WHAT IS BEING ASKED>
Exact reproduction of the data is required, with images excluded.

━━ INFORMATION SHOWN ━━

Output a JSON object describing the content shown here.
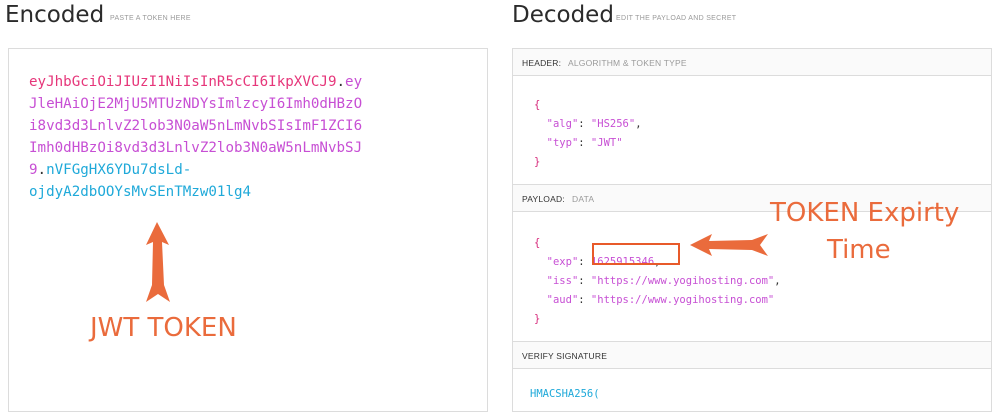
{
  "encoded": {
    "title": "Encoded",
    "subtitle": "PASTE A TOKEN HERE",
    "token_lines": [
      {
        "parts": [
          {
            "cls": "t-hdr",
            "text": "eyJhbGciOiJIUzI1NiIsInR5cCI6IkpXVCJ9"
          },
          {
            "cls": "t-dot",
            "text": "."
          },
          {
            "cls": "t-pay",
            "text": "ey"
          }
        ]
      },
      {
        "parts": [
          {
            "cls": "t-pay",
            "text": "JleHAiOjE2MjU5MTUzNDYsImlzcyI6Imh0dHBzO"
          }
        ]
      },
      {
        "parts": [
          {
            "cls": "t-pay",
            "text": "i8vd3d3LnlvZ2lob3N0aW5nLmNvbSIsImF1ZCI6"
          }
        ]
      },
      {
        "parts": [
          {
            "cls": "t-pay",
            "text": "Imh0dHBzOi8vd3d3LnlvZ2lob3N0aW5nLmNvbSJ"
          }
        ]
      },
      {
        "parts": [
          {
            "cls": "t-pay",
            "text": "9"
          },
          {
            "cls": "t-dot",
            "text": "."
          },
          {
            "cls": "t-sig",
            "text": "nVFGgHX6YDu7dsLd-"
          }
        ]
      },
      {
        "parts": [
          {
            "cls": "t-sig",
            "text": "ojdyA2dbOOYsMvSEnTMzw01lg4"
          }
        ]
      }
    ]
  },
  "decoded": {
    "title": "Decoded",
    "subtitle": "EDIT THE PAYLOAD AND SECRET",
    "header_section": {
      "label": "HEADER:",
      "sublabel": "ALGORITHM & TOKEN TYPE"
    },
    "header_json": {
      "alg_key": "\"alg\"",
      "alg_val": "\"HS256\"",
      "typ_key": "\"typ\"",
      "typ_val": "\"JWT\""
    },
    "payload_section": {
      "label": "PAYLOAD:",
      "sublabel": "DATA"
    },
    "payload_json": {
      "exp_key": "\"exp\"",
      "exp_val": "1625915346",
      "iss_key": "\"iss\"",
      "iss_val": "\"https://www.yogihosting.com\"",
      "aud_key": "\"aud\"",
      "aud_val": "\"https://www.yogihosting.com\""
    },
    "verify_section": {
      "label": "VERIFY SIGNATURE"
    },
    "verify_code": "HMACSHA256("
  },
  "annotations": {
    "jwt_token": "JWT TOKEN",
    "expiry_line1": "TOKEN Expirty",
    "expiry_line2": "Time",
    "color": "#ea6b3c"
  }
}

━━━

THE COMPLETED TASK>
Output a JSON object describing the content shown here.
{
  "encoded": {
    "title": "Encoded",
    "subtitle": "PASTE A TOKEN HERE",
    "token_lines": [
      {
        "parts": [
          {
            "cls": "t-hdr",
            "text": "eyJhbGciOiJIUzI1NiIsInR5cCI6IkpXVCJ9"
          },
          {
            "cls": "t-dot",
            "text": "."
          },
          {
            "cls": "t-pay",
            "text": "ey"
          }
        ]
      },
      {
        "parts": [
          {
            "cls": "t-pay",
            "text": "JleHAiOjE2MjU5MTUzNDYsImlzcyI6Imh0dHBzO"
          }
        ]
      },
      {
        "parts": [
          {
            "cls": "t-pay",
            "text": "i8vd3d3LnlvZ2lob3N0aW5nLmNvbSIsImF1ZCI6"
          }
        ]
      },
      {
        "parts": [
          {
            "cls": "t-pay",
            "text": "Imh0dHBzOi8vd3d3LnlvZ2lob3N0aW5nLmNvbSJ"
          }
        ]
      },
      {
        "parts": [
          {
            "cls": "t-pay",
            "text": "9"
          },
          {
            "cls": "t-dot",
            "text": "."
          },
          {
            "cls": "t-sig",
            "text": "nVFGgHX6YDu7dsLd-"
          }
        ]
      },
      {
        "parts": [
          {
            "cls": "t-sig",
            "text": "ojdyA2dbOOYsMvSEnTMzw01lg4"
          }
        ]
      }
    ]
  },
  "decoded": {
    "title": "Decoded",
    "subtitle": "EDIT THE PAYLOAD AND SECRET",
    "header_section": {
      "label": "HEADER:",
      "sublabel": "ALGORITHM & TOKEN TYPE"
    },
    "header_json": {
      "alg_key": "\"alg\"",
      "alg_val": "\"HS256\"",
      "typ_key": "\"typ\"",
      "typ_val": "\"JWT\""
    },
    "payload_section": {
      "label": "PAYLOAD:",
      "sublabel": "DATA"
    },
    "payload_json": {
      "exp_key": "\"exp\"",
      "exp_val": "1625915346",
      "iss_key": "\"iss\"",
      "iss_val": "\"https://www.yogihosting.com\"",
      "aud_key": "\"aud\"",
      "aud_val": "\"https://www.yogihosting.com\""
    },
    "verify_section": {
      "label": "VERIFY SIGNATURE"
    },
    "verify_code": "HMACSHA256("
  },
  "annotations": {
    "jwt_token": "JWT TOKEN",
    "expiry_line1": "TOKEN Expirty",
    "expiry_line2": "Time",
    "color": "#ea6b3c"
  }
}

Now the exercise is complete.